Install back plate of upper gearbox. Make sure it holds lower box and spring points inwards piston. Secure back plate by 2 m4 screws and place nuts an all of the screws.
Screws pointing out of gearbox may look not great - but it is the easiest way to test box. When you'll start assembling rear external parts of AEG, screws will be replaced to hidden ones.
Test gearbox by shooting, make sure sound is right and speed of bb is good (fedd bb manually for now for chrono purposes)
FAQ will be updated sometimes ;)
I've tried a lot of different AEG designs, so this may be called mk10 or mk20, but i like mk3 for now. Worked a lot on mk2 version before, but redesigned it into mk3 after huge changes in conceptions =)
How much plastics this project will consume?
About 1 kg if you do all well. I've spent about 8 kg on different versions and failed prints.
What instruments will be required?
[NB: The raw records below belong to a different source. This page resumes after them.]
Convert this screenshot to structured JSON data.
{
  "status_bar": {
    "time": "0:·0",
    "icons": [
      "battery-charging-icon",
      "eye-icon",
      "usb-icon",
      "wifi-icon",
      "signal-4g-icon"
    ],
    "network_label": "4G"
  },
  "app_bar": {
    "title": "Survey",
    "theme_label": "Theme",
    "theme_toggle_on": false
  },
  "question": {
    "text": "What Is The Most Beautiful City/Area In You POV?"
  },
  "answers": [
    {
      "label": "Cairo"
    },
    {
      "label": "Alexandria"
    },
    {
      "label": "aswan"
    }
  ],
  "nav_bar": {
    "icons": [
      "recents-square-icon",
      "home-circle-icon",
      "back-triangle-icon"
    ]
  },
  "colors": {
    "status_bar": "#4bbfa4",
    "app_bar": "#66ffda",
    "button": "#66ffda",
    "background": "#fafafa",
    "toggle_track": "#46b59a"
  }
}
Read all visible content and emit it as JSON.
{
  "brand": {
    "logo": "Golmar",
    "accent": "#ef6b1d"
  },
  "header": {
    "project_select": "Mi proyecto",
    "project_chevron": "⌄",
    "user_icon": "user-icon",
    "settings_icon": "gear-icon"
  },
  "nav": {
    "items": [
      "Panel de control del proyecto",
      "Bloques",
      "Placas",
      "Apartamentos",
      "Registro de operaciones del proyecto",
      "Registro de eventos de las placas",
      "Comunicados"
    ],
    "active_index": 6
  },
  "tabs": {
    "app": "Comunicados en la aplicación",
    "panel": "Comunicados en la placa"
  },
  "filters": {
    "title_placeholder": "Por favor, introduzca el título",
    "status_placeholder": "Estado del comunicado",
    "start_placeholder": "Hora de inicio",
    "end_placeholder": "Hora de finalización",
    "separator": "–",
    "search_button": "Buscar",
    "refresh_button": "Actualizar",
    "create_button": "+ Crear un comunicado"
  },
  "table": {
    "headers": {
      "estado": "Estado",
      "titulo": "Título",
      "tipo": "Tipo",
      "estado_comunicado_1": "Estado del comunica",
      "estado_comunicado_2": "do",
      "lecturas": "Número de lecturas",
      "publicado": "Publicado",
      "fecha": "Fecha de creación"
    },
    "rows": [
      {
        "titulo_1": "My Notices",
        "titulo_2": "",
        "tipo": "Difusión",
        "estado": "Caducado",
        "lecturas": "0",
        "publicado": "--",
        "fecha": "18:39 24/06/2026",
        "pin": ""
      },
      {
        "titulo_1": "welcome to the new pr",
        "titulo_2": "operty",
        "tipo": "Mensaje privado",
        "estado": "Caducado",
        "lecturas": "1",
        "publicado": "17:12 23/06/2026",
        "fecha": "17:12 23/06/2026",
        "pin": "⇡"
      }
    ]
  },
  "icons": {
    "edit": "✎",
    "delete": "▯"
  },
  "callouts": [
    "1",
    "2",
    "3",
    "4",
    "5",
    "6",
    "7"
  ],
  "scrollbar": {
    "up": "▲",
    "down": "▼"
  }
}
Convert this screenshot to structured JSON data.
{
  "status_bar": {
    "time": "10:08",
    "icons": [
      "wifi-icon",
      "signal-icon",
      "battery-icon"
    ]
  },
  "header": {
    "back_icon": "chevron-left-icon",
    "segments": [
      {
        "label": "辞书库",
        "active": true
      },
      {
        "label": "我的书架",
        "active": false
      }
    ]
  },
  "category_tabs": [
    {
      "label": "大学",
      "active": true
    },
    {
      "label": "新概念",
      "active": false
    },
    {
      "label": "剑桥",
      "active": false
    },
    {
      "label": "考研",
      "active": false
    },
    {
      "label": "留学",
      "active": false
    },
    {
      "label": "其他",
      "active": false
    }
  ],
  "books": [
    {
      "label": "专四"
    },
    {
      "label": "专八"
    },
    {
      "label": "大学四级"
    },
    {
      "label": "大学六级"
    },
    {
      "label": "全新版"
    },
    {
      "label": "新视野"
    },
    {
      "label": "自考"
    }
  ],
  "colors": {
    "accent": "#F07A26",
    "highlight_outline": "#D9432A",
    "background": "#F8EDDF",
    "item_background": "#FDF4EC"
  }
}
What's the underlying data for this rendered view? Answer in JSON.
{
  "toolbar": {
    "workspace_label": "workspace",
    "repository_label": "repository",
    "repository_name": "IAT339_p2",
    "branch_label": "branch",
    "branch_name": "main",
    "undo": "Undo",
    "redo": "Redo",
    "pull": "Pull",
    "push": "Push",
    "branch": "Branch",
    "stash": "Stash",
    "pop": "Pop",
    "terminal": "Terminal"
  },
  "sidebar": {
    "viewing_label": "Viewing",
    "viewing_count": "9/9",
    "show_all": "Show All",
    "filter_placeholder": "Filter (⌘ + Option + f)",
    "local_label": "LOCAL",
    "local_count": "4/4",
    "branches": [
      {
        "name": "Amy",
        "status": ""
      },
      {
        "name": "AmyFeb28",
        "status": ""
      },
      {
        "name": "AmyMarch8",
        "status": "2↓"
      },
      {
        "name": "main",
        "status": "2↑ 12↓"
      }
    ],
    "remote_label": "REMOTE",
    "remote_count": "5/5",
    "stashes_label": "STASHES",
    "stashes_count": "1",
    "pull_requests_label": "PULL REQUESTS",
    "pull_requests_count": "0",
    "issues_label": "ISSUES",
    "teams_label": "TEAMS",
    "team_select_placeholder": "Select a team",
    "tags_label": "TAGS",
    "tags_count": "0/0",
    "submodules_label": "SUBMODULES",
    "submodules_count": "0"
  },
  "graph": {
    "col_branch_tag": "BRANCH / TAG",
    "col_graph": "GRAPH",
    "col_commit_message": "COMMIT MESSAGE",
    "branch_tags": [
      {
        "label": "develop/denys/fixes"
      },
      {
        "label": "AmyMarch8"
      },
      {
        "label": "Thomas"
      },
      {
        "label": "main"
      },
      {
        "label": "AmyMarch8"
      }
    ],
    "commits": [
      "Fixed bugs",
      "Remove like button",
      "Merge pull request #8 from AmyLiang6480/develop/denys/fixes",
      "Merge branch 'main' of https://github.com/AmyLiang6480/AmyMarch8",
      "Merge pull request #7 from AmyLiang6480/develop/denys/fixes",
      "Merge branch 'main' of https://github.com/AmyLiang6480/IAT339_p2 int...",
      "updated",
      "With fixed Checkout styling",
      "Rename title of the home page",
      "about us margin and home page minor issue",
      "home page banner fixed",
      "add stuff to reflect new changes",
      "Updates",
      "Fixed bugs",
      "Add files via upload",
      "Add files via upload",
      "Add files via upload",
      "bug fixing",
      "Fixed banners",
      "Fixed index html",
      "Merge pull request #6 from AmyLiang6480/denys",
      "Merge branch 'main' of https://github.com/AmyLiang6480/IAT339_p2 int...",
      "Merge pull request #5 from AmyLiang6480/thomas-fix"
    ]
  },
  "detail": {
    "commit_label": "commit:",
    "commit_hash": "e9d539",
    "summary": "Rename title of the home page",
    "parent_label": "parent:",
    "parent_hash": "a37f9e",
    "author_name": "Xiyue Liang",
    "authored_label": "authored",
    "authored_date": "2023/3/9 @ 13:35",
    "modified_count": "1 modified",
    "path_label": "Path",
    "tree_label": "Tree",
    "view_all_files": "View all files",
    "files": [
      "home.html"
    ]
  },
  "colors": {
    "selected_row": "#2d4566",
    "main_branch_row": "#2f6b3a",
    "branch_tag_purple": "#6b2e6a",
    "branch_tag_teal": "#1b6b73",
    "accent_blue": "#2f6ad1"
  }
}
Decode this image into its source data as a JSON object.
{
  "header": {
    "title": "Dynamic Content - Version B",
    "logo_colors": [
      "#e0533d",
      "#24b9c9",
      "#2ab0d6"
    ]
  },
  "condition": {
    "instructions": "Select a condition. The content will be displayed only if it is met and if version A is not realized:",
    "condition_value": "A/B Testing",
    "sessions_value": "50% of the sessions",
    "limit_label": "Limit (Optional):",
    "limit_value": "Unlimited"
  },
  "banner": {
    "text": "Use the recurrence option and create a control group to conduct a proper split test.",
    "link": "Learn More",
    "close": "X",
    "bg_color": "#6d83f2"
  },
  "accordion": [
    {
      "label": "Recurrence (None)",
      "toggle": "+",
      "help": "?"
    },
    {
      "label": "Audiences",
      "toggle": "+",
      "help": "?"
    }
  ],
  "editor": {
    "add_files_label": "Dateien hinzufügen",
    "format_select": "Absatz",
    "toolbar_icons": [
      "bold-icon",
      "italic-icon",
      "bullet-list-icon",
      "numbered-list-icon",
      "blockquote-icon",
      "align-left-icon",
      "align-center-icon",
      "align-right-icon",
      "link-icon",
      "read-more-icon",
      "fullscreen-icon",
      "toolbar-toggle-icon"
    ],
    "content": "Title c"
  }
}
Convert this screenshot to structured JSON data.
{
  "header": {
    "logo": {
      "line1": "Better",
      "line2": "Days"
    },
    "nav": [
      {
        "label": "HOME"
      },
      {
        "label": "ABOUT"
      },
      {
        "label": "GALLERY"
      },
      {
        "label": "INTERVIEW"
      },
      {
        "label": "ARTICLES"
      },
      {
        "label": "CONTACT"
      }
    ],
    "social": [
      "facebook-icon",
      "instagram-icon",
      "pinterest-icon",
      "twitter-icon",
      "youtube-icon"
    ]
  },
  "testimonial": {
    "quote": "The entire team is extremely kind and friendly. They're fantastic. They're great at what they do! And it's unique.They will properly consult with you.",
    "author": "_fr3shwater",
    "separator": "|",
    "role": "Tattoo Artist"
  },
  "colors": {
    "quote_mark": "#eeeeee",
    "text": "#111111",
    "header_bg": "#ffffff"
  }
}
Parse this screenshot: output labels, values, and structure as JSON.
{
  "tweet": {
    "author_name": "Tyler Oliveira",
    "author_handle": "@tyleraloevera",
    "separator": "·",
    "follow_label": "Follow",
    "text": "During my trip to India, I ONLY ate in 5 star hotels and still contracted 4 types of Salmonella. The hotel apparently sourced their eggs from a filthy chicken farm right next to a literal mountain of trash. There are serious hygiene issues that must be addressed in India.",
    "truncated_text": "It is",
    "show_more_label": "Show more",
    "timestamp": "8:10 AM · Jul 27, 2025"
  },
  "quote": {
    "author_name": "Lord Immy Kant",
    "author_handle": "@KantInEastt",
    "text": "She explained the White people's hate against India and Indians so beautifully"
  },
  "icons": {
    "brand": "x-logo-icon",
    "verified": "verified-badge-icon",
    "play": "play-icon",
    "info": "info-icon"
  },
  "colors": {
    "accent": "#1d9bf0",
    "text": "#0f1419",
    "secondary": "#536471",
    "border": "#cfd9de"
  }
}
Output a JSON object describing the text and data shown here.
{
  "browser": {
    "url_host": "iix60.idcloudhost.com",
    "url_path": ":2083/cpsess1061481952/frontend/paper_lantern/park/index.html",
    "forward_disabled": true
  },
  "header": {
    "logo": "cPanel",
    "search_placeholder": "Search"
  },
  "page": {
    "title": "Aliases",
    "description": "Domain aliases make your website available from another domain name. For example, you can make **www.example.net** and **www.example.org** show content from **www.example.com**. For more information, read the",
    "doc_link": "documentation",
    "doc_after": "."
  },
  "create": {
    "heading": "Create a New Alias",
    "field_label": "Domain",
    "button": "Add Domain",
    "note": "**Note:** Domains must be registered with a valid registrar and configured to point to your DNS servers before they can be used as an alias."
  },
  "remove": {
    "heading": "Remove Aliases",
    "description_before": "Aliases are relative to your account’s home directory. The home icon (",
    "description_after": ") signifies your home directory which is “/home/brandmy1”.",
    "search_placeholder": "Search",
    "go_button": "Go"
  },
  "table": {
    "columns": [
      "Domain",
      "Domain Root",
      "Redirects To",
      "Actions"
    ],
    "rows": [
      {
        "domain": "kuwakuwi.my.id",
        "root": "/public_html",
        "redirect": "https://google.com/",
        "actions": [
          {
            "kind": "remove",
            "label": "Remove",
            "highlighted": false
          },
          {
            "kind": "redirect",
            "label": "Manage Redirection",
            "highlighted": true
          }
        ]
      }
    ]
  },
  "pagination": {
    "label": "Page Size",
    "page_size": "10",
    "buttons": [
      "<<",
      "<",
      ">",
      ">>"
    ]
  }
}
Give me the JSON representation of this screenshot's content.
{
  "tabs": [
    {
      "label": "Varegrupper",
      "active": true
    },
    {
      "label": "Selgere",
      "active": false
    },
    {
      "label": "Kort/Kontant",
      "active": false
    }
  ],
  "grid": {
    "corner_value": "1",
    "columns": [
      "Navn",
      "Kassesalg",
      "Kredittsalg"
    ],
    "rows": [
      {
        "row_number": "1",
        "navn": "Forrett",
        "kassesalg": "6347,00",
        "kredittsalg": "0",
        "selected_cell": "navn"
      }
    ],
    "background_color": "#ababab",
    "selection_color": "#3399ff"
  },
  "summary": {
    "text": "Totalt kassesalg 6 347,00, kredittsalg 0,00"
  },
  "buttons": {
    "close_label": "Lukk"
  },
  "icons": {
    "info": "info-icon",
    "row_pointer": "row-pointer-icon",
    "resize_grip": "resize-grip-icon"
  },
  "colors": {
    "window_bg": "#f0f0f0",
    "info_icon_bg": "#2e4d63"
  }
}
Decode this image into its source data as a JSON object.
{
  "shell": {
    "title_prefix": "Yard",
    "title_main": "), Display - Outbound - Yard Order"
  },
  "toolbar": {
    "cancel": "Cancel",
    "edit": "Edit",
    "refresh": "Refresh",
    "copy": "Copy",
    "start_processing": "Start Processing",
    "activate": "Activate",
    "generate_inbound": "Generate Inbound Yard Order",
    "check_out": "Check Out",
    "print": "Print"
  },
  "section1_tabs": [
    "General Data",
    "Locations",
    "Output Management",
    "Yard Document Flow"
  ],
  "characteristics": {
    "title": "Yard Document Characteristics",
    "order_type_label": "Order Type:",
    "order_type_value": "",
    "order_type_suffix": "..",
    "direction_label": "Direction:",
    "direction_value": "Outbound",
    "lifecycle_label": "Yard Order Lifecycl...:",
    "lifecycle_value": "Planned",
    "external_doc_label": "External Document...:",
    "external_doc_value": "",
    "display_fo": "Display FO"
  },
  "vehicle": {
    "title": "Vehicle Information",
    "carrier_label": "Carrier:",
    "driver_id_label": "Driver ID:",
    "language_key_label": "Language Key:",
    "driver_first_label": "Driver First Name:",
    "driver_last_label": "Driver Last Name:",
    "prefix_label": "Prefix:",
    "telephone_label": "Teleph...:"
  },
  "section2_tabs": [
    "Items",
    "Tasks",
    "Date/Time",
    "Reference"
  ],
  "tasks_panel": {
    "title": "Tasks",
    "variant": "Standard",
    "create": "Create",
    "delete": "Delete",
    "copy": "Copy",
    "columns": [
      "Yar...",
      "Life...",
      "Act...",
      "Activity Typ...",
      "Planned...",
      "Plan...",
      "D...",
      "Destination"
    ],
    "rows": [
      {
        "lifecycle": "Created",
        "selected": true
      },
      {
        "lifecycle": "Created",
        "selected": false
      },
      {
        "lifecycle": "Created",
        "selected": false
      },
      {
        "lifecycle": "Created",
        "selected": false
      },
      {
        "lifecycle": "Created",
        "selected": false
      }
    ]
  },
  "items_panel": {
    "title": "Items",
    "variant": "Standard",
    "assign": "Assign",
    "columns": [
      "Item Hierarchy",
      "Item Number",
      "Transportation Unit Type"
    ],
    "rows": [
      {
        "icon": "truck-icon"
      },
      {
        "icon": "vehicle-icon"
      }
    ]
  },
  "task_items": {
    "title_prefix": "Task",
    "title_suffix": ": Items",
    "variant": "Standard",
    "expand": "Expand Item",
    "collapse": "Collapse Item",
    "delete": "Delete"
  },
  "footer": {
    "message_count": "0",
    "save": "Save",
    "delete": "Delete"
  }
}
I've designed alluminium channels to be easily made, so they not require machining. Only electrical instrument required is electric drill. You'll also need lot of files, sanding paper, handsaw, screwdrivers, pliers and lots of patience =)
Materials and printer requirements
I use ABS for this project. Maybe other sturdy plastics will be ok too. If you print gearbox parts of other plastics and it works - let me know, i'll add this info here.
I've designed parts of project to fit 200*200 mm printer table. Maximum length of single detail is about 190mm, except for top rail, which is 230+mm, but may be placed at hotbed diagonally.
Well,no springs for me - again. I've got maybe 200 of spare springs, but know nominals ony for 3 of them =( So only small tests for now. I perform tests with 0.28 gramm bb and use calculator to estimate values with 0.20 bb.
Performance: about 1500 dry shots, about 1500 normal shots:
With m100 spring - 87 m/s (286 fps) with 0.28 bb. It would be 1.06 joules or 103 m/s (338 fps) with 0.20 bb.
Stress test: in progress, about 150 shots, mostly dry ones. Gearbox still do it's job and not falling apart 8)
With m140 spring - 125 m/s (412 fps) with 0.28bb. It would be 2.2 joules or 148m/s (487 fps) with 0.20 bb.
I'm going to update progress sometimes =)
Tested shooting distance with m100 spring and 0.28 balls. Hopup works well, balls fly 50 meters and still able to hit target sometimes. Tested on sports shooting ground, so 50 meters is pretty accurately measured. Target was me, so I'm absolutely sure balls may hit target ;)
Accuracy poor for now, tested gun without frontset. About 1 of 20 balls may hit standing human at 50 meters. Totally assembled gun must perform better.
Ball feeding is perfect, about 600 shots without dry ones - until mags are empty.